Difference book >< actual modern construction


  • If you use the airfoil mentioned in the book, you MUST use the rotating rear wing too.
  • There are two airfoils which are mostly used to replace the old airfoil. NACA 23112 and HM 3.40.13 .
  • There are several ways to construct your ribs. The way mentioned in the book is OK. The ribs have to stay in the jig, so you can made two each day (one in the morning and one in the evening, rest of the time is glue drying time). But there are others that might work a bit faster.
    • Polystyrene rib: easy, less expensive, need for a hotwire (disadvantage), able to make a large number in a single day.
    • Croses rib: Easy, little bit more expensive, able to make two each time, so four each day.
    • The Open Pou system. I designed it inspired by the work of a old flying flea builder. Beware. These ribs were never tested on strength yet.
  • Bruno Corbeau gave me some other advise: d) "Use a fly-tested reflexed airfoil. With the NACA 23112 or the Mignet 34013, the main spar must be located at 21.6 - 22% of chord. Locating it at 25% would be much dangerous."


  • 100% like the book is OK. Others proved in the past that they can enter. But ... You can find plans on the internet of new sides. It will make the cockpit larger. It will make entering the cockpit a lot easier. Also you are able to place more commands like brake pedals.
  • Parts 86 in figure 133 should be glued vertical and not horizontal. Go see here.
  • Bruno Corbeau added:
    • "The plywood sides could be drawn larger. A possible design is shown here (at the bottom of the linked article) : .
      This design should be mocked up before building it. Be careful not to locate the back of the seat too aft, as the pilot could be uncomfortable with the back of his legs. [editor: you will see in the construction guide pictures of the fuselage of the HM14, that the seat is a very long one. So, the calves of your legs might touch it. And that is not very comfortable.] The back of the pilot seat and the lyre-shaped part (front point) could be enlarged as well. Keep the original angle between the two assembled sides : about 5-6°.
    • The lyre-shaped front point could be built with laminated fir lathes, instead of being cut out with a saw from a plank of hard wood. It will be much lighter and stronger.
    • The lathes # 20, 35 and 46 must be drilled before assembly.
    • The plywood parts #70 (pic. # 129-130) may be laminated on the curved sides, but do not glue them on the sides yet : protect the sides with adhesive tape to prevent the glue curing on them. After lamination, remove the two curved bows and sand their upper face properly to ease the assembly of the feet planking of the cockpit (#71).
    • A small error in numbers occured on page 247, figure 117. At the bottom of the figure you see 800+1900=2800. Everybody knows that it has to be 2700.
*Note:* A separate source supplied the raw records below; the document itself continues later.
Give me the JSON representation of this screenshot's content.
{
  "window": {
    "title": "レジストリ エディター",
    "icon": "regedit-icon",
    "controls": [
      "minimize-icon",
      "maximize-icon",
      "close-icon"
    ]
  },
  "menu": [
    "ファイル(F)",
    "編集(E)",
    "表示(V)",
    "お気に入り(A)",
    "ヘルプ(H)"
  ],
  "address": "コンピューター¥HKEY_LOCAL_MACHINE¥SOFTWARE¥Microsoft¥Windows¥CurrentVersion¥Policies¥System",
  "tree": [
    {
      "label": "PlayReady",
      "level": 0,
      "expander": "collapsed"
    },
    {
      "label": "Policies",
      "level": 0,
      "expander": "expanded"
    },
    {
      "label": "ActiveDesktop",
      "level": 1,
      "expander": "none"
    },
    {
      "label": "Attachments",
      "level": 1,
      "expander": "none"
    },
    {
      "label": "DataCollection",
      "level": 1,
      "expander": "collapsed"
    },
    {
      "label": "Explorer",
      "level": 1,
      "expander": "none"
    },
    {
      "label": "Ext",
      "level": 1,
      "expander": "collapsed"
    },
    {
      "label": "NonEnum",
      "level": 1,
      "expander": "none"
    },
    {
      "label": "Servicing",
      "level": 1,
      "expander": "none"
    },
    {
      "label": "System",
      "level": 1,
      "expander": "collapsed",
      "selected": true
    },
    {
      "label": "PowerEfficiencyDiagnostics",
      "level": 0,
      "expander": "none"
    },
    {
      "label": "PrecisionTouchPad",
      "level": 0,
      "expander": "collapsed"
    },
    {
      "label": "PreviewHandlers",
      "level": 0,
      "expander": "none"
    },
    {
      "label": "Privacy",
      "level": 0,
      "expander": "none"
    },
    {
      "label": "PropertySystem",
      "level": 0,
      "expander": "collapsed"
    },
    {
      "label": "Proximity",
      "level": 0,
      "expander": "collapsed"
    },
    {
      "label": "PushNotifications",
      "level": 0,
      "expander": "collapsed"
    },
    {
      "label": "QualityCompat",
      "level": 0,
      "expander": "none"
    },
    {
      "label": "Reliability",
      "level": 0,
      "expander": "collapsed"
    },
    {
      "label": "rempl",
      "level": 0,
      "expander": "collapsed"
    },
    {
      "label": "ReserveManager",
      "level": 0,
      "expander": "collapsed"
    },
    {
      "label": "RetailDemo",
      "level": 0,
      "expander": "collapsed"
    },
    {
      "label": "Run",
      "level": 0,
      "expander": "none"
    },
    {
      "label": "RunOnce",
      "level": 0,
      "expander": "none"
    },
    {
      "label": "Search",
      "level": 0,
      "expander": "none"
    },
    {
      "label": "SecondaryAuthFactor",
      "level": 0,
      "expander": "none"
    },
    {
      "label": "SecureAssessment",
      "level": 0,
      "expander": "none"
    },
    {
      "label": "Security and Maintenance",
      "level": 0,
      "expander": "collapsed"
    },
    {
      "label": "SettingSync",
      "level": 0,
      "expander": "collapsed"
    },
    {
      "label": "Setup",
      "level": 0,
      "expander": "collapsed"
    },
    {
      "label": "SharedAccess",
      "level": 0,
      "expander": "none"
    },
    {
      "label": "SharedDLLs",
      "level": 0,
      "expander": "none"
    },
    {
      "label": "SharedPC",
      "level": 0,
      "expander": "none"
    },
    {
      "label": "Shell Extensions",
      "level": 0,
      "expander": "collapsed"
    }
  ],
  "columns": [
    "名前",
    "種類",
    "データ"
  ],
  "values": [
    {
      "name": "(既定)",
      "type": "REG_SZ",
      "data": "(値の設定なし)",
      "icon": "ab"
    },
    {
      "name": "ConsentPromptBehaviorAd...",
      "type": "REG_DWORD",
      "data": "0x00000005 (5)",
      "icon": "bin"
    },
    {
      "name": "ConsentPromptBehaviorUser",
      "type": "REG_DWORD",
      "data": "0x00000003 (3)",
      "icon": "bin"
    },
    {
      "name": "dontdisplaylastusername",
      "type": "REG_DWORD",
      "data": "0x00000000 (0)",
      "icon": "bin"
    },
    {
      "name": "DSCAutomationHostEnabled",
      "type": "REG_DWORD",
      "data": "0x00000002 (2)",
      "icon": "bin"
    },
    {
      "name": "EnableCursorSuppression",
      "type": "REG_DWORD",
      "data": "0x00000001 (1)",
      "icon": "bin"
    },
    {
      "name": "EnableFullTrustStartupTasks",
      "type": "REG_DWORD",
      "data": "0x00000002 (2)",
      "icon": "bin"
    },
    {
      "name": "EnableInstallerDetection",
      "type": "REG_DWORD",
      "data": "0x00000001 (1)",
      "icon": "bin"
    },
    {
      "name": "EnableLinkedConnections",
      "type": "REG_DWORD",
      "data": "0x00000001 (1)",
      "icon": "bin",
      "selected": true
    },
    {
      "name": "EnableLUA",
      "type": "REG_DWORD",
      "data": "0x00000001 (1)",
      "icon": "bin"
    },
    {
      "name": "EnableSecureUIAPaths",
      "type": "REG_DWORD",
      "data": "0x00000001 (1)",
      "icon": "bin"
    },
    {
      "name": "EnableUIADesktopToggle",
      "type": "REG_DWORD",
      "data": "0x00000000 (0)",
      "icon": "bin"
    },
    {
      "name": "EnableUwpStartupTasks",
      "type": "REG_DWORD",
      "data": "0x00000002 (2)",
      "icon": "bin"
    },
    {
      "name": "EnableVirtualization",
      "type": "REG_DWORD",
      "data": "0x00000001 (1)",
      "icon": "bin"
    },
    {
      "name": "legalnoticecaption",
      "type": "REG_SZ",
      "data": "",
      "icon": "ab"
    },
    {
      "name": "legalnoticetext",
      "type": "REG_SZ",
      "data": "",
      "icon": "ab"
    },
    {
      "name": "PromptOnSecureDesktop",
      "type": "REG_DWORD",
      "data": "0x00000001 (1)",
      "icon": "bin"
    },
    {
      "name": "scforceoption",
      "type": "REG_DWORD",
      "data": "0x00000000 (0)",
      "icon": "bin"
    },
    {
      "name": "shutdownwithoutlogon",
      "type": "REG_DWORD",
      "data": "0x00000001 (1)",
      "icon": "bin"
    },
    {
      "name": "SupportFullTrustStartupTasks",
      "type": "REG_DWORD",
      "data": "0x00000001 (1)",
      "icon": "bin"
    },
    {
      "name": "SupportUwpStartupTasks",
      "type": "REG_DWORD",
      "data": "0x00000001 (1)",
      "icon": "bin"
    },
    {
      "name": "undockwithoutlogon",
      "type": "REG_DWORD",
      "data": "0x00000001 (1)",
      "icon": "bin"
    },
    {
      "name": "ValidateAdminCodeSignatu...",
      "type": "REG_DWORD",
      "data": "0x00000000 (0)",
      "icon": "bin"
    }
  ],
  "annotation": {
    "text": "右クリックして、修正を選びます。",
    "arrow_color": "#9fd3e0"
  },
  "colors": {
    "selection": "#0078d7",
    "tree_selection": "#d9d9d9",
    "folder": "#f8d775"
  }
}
Landing gear

  • The one of the book is OK. A bit heavy, but still OK. It makes the CG be low at the ground. And that helps in ground maneuvers.
  • Nobody made yet a trigear. Possible reason: it would look ridiculous to mix such a retro airplane with a trigear.
  • Several made a higher landinggear. It gives the advantage that you no longer need to worry about mole-hills. But it places the CG  higher and your wingtips higher too. Will you be able to open them with a ladder? Besides ... my HM14/360 can hardly fit on a normal garage (I needed to adjust my door opening). Placing the airplane on higher legs will make it impossible.
  • Bruno Corbeau adds here:
    • "The main landing gear could be a 40 mm x 36 mm 4130 steel tube, much lighter than the doubled tubes shown in the book."


Bruno Corbeau added:

  • "The rear wing must be bolted on the fuselage : you need two fixation points for the main spar and two for the small spar. Hard wood blocks have to be added to the fuselage to reinforce the fixation points.
  • The wings spars must be built like they are on HM360 or HM293 models. They are much stronger than the 1934-36 spars.
  • Keep all the struts (front + rear) designed in the book : it is most important for the stiffness of the fuselage."


  • The book gives a very nice wingtip to look at. But ... it is a bit hard to make. And there is need for several types of ribs.
  • Squared wings are easier to make, but they decrease the lift due to the lower efficiency. You will need more runway to take off.
  • The latest plan of Pierre Mignet (Santoigne, still in development) proposed a nearly straight wing with a single rib and a rounded tip. I personally would prefer this.
  • I used myself a one rib type of wing for my Open Pou glider.